Continue reading here.
To find out more about the plan click here.
Gender identity, protecting au-pairs and a new idea to combat bike theft – click here.
The rugby world cup bid and performance numbers in the tourism sector – click here.
Auditing the medical profession and the variable rate mortgage problem – click here.
Using java training to upskill workers and the number of multi-denominational schools in Ireland – click here.
Why not get the walking shoes on and come out and support Rathgar!
Rathgar Business Association are holding a sponsored walk in aid of St. Luke’s Hospital this Saturday 15th March at 11am.
The walk will start at the hospital and finish up in Rathgar Village where the Traders will supply cakes and refreshments.
The walk is open to all – no sponsorship cards are required as a donation can be made on the day.
Get more details here.
The National Transport Authority will be installing 150 additional Real Time Passenger Information Displays at bus-stops this year. By the end of 2013 a total of 488 displays had been installed and locations have already been decided for 73 of the 2014 locations.
To see a full list of displays to be installed in the Greater Dublin Area this year, click here.
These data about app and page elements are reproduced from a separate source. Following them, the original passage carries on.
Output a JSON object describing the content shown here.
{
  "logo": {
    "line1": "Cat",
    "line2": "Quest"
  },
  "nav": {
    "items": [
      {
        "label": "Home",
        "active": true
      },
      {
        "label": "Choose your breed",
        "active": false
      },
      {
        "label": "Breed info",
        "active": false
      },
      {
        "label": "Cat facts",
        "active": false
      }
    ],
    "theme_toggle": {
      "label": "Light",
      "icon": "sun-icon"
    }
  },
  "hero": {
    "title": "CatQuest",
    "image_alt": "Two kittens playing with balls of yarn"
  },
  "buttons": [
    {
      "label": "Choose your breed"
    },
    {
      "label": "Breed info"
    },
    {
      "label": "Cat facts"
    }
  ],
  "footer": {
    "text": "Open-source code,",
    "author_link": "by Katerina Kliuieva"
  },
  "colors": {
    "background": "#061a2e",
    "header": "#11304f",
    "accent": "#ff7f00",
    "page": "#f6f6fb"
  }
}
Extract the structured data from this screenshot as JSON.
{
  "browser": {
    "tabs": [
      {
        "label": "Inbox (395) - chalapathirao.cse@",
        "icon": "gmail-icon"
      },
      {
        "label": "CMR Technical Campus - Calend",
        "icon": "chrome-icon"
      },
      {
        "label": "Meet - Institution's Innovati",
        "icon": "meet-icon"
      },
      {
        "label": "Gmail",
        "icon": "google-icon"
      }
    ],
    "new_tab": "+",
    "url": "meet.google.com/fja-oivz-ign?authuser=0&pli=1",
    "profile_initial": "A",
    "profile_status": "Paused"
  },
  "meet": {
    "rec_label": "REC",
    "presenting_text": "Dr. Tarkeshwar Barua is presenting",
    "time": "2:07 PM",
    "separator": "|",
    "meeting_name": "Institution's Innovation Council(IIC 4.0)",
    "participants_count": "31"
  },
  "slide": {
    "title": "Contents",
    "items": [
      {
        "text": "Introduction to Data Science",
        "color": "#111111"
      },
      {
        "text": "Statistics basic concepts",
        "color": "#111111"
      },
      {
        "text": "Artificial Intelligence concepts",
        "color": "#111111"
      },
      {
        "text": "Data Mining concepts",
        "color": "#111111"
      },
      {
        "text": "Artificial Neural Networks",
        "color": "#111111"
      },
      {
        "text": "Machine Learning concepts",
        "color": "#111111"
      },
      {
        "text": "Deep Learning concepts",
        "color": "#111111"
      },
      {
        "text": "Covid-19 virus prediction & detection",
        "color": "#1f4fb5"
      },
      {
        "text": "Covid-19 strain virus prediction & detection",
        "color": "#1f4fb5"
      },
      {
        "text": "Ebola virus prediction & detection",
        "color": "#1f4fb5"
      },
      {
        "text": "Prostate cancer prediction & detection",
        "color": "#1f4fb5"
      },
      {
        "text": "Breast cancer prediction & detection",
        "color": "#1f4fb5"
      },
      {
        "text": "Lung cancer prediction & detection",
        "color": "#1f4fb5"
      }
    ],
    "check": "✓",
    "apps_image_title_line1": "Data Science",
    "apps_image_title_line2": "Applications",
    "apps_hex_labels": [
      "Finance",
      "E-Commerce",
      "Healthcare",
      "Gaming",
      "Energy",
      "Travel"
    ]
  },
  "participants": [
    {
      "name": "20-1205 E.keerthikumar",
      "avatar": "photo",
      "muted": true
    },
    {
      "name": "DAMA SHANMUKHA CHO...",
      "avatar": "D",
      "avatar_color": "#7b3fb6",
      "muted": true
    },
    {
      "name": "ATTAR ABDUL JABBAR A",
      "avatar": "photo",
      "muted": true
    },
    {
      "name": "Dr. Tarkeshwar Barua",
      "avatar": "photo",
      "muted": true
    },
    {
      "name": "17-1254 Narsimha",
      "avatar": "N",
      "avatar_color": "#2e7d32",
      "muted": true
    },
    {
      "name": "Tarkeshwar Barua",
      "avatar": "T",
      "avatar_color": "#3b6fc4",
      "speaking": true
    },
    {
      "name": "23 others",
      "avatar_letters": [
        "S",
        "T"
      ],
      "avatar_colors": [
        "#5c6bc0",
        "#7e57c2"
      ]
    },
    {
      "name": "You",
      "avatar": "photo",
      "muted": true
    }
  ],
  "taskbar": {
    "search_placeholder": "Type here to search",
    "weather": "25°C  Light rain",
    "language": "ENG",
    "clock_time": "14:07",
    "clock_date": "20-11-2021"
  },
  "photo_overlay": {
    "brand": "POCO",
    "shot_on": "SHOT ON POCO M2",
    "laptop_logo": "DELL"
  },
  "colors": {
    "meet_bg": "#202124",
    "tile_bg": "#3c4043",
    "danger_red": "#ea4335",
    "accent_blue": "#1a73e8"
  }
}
Locations in your area include:
Bus No. Stop Location
1 Adelaide Road Opposite Earlsfort Terrace
23 Donnybrook Garda Station
30 Lower Baggot Street Junction Pembroke Row
33 Lower Rathmines Road Junction Military Road
43 Merrion Road Junction Serpentine Avenue
44 Merrion Road Junction Simmonscourt Road
45 Morehampton Road Junction Bloomfield Avenue
46 Morehampton Road Opposite Bloomfield Avenue
53 Northumberland Road Junction Haddington Road
54 Pembroke Road Opposite Elgin Road
56 Rathgar Road Junction Lower Rathmines Road
57 Rathgar Road Junction Upper Garville Avenue
65 Terenure Road East Juntion Brighton Road
69 Upper Leeson Street Junction Appian Way
70 Upper Leeson Street Junction Mespil Road